Outside Rome there are few ancient Roman buildings so well preserved as La Maison Carrée. Dating back to the reign of Augustus, this was the work of Marcus Vipsanius Agrippa, the man behind Rome's Pantheon. Translated as the "Square House", this beautiful shock of ancient architecture in Nimes' streets has survived the centuries by being used as everything from a church to a stable. Stroll by and admire from the outside or venture inside to its small museum.
Merida's wealth of ancient wonders warrants a visit for them alone. A Roman temple, circus, amphitheatre, baths, an aqueduct and bridge are just some of the remarkable remnants of the Roman colony of Augusta Emerita, founded in 25BC. Beautifully preserved, UNESCO has described Merida as "one of the finest surviving examples" of Roman town design.
Paris' Pantheon isn't entirely ignored by tourist guides, but it remains surprisingly quiet. Found on the left bank of the Seine, this magnificent site was meant to be a church, but it ended up being a mausoleum for the likes of Zola and Voltaire. Built under King Louis XV and finished at the start of the French revolution, it was inspired in part by the Roman temple of the same name. For those who don't fancy the prospect of strolling through the crypt, this site still has the powerful draw of stunning architecture and remarkable decoration.

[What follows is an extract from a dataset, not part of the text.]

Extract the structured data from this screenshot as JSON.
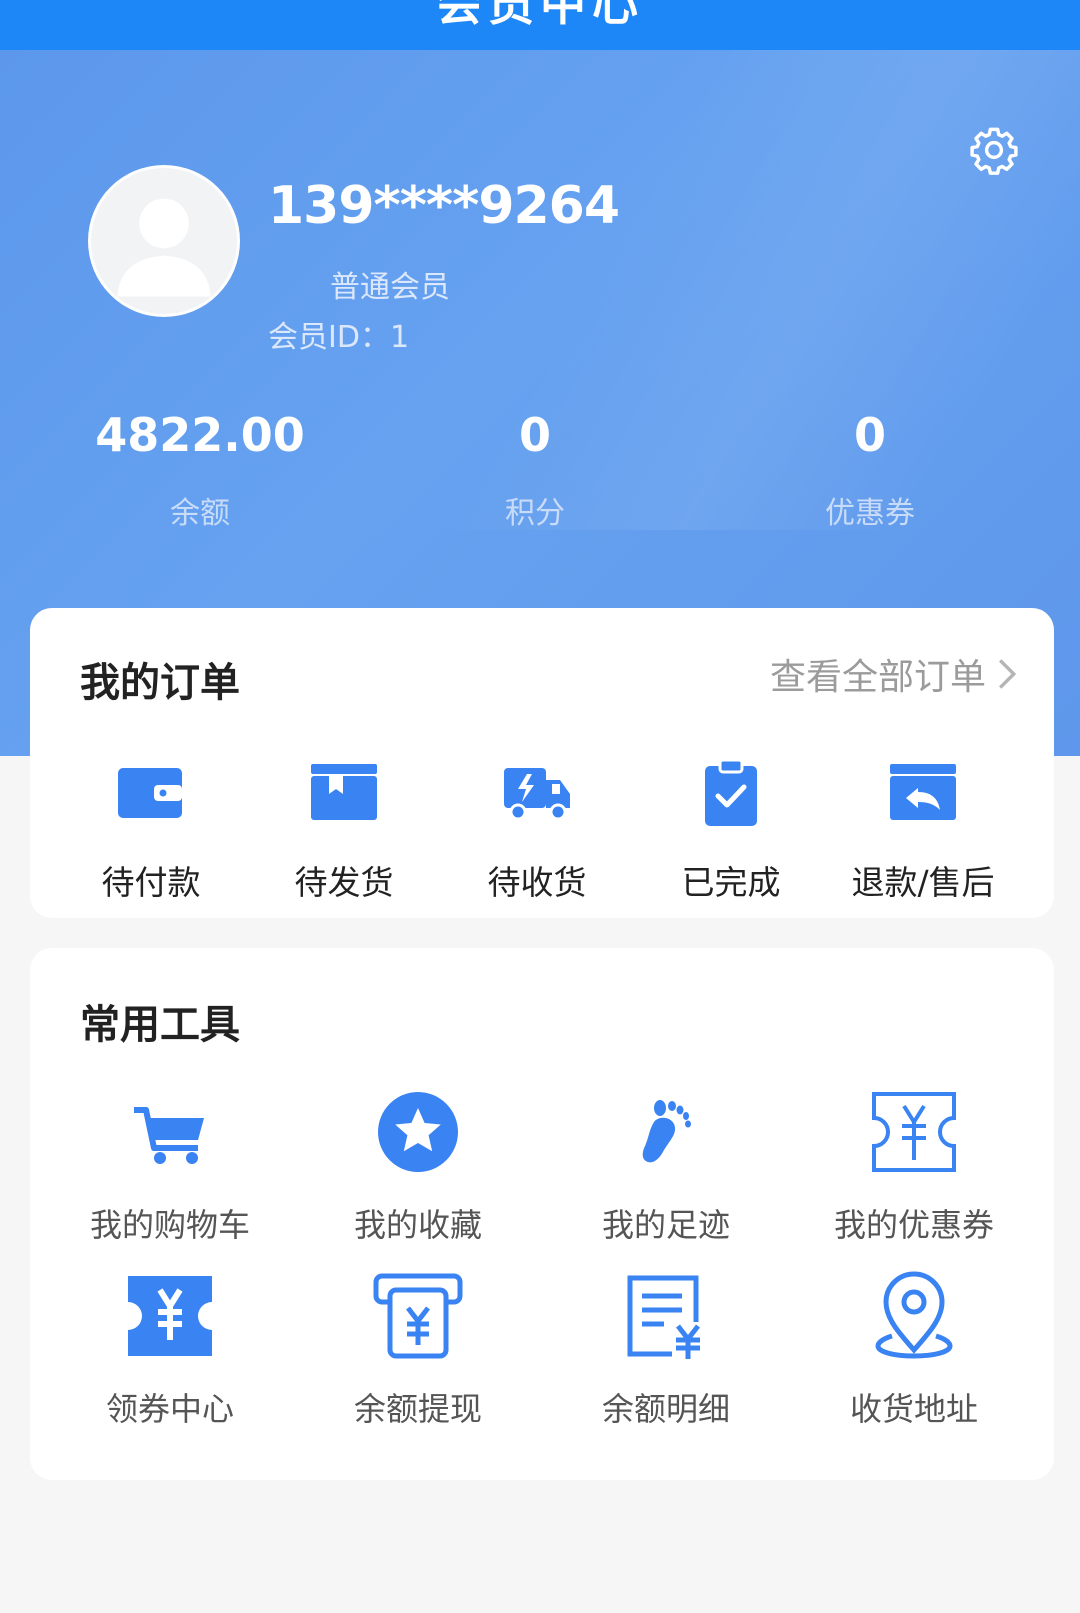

Combine a medieval version of a toll booth with a commanding fortification and ta da! You get the dramatic castle of Burg Rheinfels. This structure was first used from the 13th century to levy a charge on passing ships along the Rhine, but this policy proved so unpopular it promptly caused a mass riot and a siege. Today, the site of Burg Rheinfels is like a historic playground, mixing pretty ruins with fascinating tunnels and an informative museum.
Civita di Bagnoregio
Seemingly marooned in the hills and valleys of Italy's Lazio region, this perfectly preserved medieval town was once part of the Papal States. One of its main highlights is the 'Eutruscan Corridor', a stunning tunnel built by its first inhabitants. Increasing seismic activity has meant this dying town is doomed to disappear, with the only remaining means of access being via a picturesque footbridge.
From glorious Buda Castle to phenomenal churches and museums, Budapest has plenty to shout about. But, while these celebrated landmarks make it one of Europe's prettiest cities, few remain in their original guise, having been the subject of everything from natural disasters to devastating fires.
Yet, those who go beyond the usual tourist route can see a side of the city that has remained the same for centuries. Still within the city boundaries, the large Roman site of Aquincum features the ruined remains of homes, temples, cemeteries and even an amphitheatre, many of which date back to the second century AD. For an even more obscure site of note, try the Budapest Bath Museum, the roadside remains of a Roman military baths complex nearby.